Humanity’s cry for justice and equality has been historic in virtually every people group. The establishment of social customs and laws everywhere attests to this reality. The challenges associated with whatever “justice” and “equality” mean when cast into the reality of laws and policies fall squarely upon the domain of economic theory and policy. In one sense, economics is largely about defining what is “just” and “equal” in terms of resource allocation. The math of economics simply helps us quantify our philosophic policy conclusions.
Let us, therefore, begin with an attempt to sort out what justice has historically meant in the Western world since the development of ancient Greek society. Many dictionaries describe justice as the fair administration of punishments, rewards, and what is just under the law, or some might say, what is due to them. In other words, we should justly receive whatever is commensurate with our investments in a given situation, event, or agreement. If we have invested much, we should receive appropriately much, and if we have invested little, we should receive little. Getting what we deserve does not mean getting what everybody else got unless our investment of resources was the same. Justice is not about equal returns; it is about measured returns. A just decision is about receiving that which exactly fits what one did or did not do under the law.
Equality, on the other hand, is very different than justice. Equality means that everyone receives the same thing or has the same benefits or penalties relative to a common set of laws, agreements, or opportunities. Equal means equal; there is no partiality unless the same partiality applies to everyone. If the return or result of an investment is equal, regardless of uneven inputs, it is equal for all. Equal means no discrimination and equal access to results and opportunities.
The world of economic policy is continuously addressing the application of economic principles and laws in determining what is equal, and the issue of justice is always on the table. For example, any time we intervene in economic results with investments or downgrading, we alter outcomes for various sets of people toward a particular result, benefiting a particular set of people. Some economic policies, by design, are equally applied, and some are defined by justice relative to varying investments of time, differing talents and skill sets, and monetary investment.
Taxation policy, for example, is a cornucopia of just-equal (and God knows what) rationales designed to unequally stimulate or reduce economic activity and, consequently, confuse people. The philosophy around graduating income tax results in little equality, if any, at the differing levels of rate change, other than establishing a baseline to submit deferrals and deductions. The overall challenge, of course, is the hard reality that the lower economic classes have far less discretionary income for basic needs than those in higher income groups. They can never be equal in terms of discretionary spending unless there is a mandatory income set which would be widely unjust due to varying assets, skills, training, and gifting.
The point of this most basic discussion concerning the differences between the concepts of justice and equality is to note the following:

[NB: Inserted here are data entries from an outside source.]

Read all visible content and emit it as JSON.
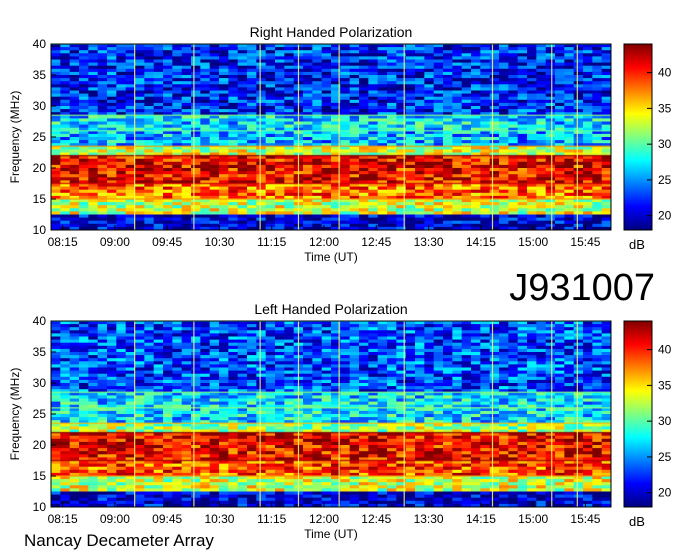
{
  "figure": {
    "observation_id": "J931007",
    "footer": "Nancay Decameter Array"
  },
  "colors": {
    "stops": [
      "#00007f",
      "#0000ff",
      "#0080ff",
      "#00ffff",
      "#80ff80",
      "#ffff00",
      "#ff8000",
      "#ff0000",
      "#7f0000"
    ]
  },
  "chart_data": [
    {
      "type": "heatmap",
      "title": "Right Handed Polarization",
      "xlabel": "Time (UT)",
      "ylabel": "Frequency (MHz)",
      "xlim": [
        "08:05",
        "16:07"
      ],
      "ylim": [
        10,
        40
      ],
      "xticks": [
        "08:15",
        "09:00",
        "09:45",
        "10:30",
        "11:15",
        "12:00",
        "12:45",
        "13:30",
        "14:15",
        "15:00",
        "15:45"
      ],
      "yticks": [
        10,
        15,
        20,
        25,
        30,
        35,
        40
      ],
      "colorbar": {
        "label": "dB",
        "ticks": [
          20,
          25,
          30,
          35,
          40
        ],
        "range": [
          18,
          44
        ]
      },
      "bands": [
        {
          "freq": [
            12.5,
            15.0
          ],
          "level": 33
        },
        {
          "freq": [
            15.0,
            17.5
          ],
          "level": 38
        },
        {
          "freq": [
            17.5,
            22.0
          ],
          "level": 41
        },
        {
          "freq": [
            22.0,
            23.5
          ],
          "level": 33
        },
        {
          "freq": [
            23.5,
            26.0
          ],
          "level": 26
        },
        {
          "freq": [
            26.0,
            28.5
          ],
          "level": 27
        },
        {
          "freq": [
            28.5,
            40.0
          ],
          "level": 22
        }
      ],
      "vertical_lines": [
        "09:17",
        "10:08",
        "11:05",
        "11:38",
        "12:13",
        "13:09",
        "14:25",
        "15:16",
        "15:38"
      ]
    },
    {
      "type": "heatmap",
      "title": "Left Handed Polarization",
      "xlabel": "Time (UT)",
      "ylabel": "Frequency (MHz)",
      "xlim": [
        "08:05",
        "16:07"
      ],
      "ylim": [
        10,
        40
      ],
      "xticks": [
        "08:15",
        "09:00",
        "09:45",
        "10:30",
        "11:15",
        "12:00",
        "12:45",
        "13:30",
        "14:15",
        "15:00",
        "15:45"
      ],
      "yticks": [
        10,
        15,
        20,
        25,
        30,
        35,
        40
      ],
      "colorbar": {
        "label": "dB",
        "ticks": [
          20,
          25,
          30,
          35,
          40
        ],
        "range": [
          18,
          44
        ]
      },
      "bands": [
        {
          "freq": [
            12.5,
            15.0
          ],
          "level": 33
        },
        {
          "freq": [
            15.0,
            17.5
          ],
          "level": 39
        },
        {
          "freq": [
            17.5,
            22.0
          ],
          "level": 41
        },
        {
          "freq": [
            22.0,
            23.5
          ],
          "level": 32
        },
        {
          "freq": [
            23.5,
            26.0
          ],
          "level": 27
        },
        {
          "freq": [
            26.0,
            28.5
          ],
          "level": 27
        },
        {
          "freq": [
            28.5,
            40.0
          ],
          "level": 23
        }
      ],
      "vertical_lines": [
        "09:17",
        "10:08",
        "11:05",
        "11:38",
        "12:13",
        "13:09",
        "14:25",
        "15:16",
        "15:38"
      ]
    }
  ]
}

- Most people do not have a solid understanding of these two major, differing concepts.
- The populist politicians play on this ignorance divisively and with duplicity.

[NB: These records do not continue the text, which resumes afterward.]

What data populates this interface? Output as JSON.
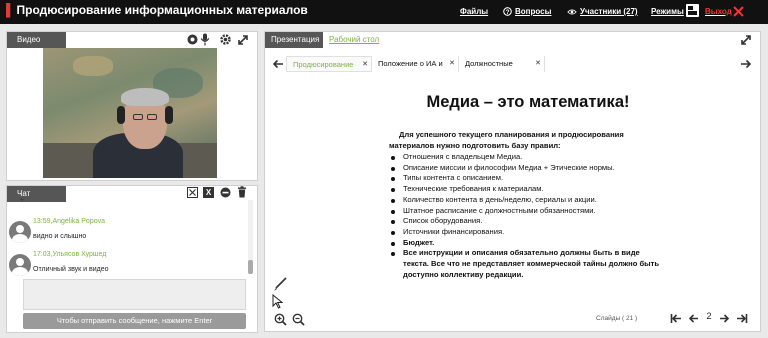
{
  "header": {
    "title": "Продюсирование информационных материалов",
    "files": "Файлы",
    "questions": "Вопросы",
    "participants": "Участники (27)",
    "modes": "Режимы",
    "exit": "Выход"
  },
  "video_panel": {
    "tab": "Видео"
  },
  "chat_panel": {
    "tab": "Чат",
    "messages": [
      {
        "time": "13:59,",
        "name": "Angelika Popova",
        "text": "видно и слышно"
      },
      {
        "time": "17:03,",
        "name": "Ульясов Хуршед",
        "text": "Отличный звук и видео"
      }
    ],
    "send_hint": "Чтобы отправить сообщение, нажмите Enter"
  },
  "presentation": {
    "tab_active": "Презентация",
    "tab_desktop": "Рабочий стол",
    "doc_tabs": [
      "Продюсирование",
      "Положение о ИА и",
      "Должностные"
    ],
    "slide": {
      "title": "Медиа – это математика!",
      "intro": "Для успешного текущего планирования и продюсирования материалов нужно подготовить базу правил:",
      "items": [
        "Отношения с владельцем Медиа.",
        "Описание миссии и философии Медиа + Этические нормы.",
        "Типы контента с описанием.",
        "Технические требования к материалам.",
        "Количество  контента в день/неделю, сериалы и акции.",
        "Штатное расписание с должностными обязанностями.",
        "Список оборудования.",
        "Источники финансирования."
      ],
      "bold_items": [
        "Бюджет.",
        "Все инструкции и описания обязательно должны быть  в  виде текста. Все что не представляет коммерческой тайны должно быть доступно коллективу редакции."
      ]
    },
    "slides_label": "Слайды (",
    "slides_count": "21",
    "slides_close": ")",
    "current_slide": "2"
  },
  "colors": {
    "accent_green": "#7cb342",
    "exit_red": "#e53935",
    "topbar": "#111111"
  },
  "icons": [
    "record-icon",
    "mic-icon",
    "gear-icon",
    "expand-icon",
    "close-box-icon",
    "excel-icon",
    "minus-circle-icon",
    "trash-icon",
    "pen-icon",
    "cursor-icon",
    "zoom-in-icon",
    "zoom-out-icon",
    "first-page-icon",
    "prev-page-icon",
    "next-page-icon",
    "last-page-icon"
  ]
}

- Educated economists are aware of the distinctions but often face contrasting tensions on what principles to apply and when.

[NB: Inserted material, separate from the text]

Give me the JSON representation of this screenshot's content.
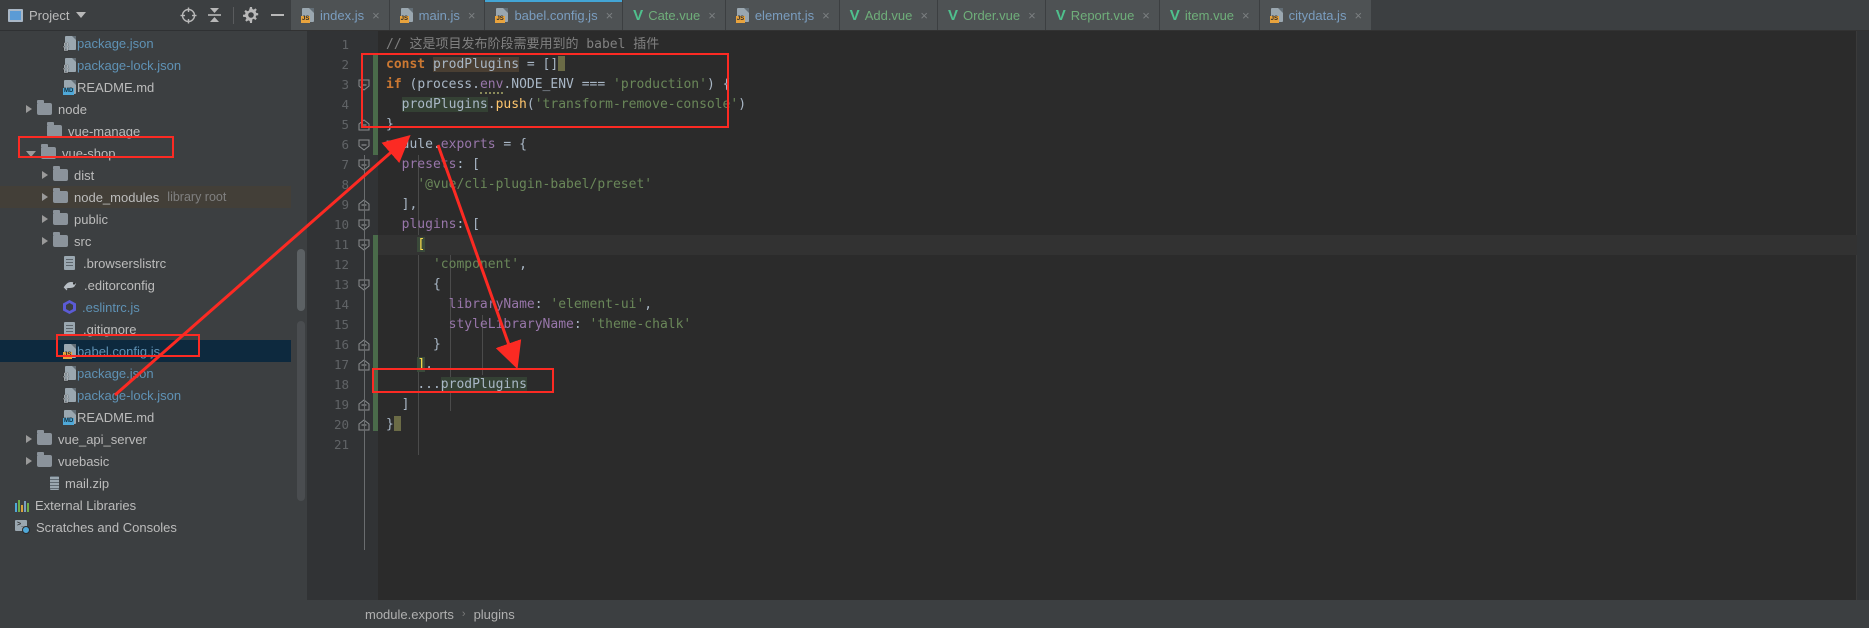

God’s principles bring fundamental factors into consideration as we try to refine and bring efficiency to our human decision-making processes. For those of us who understand the value of the Twelve Master Principles, this is all the more reason to become fluent in our comprehension of them and how they may be applied to proposed policies. And that is…
THE BOTTOM LINE.
Questions for Reflection & Discussion:
- Why is equal opportunity critical in discussions regarding unequal levels of wealth?
- Where does the “God factor” come into discussions regarding His purposes, and how do they differ in terms of specific individuals? (Ephesians 2:10)
- Where do extenuating circumstances come into play regarding assessments of equality before the law?
This article is part of a broader series on the TWELVE MASTER PRINCIPLES. View previous issues at: THE BOTTOM LINE ARCHIVES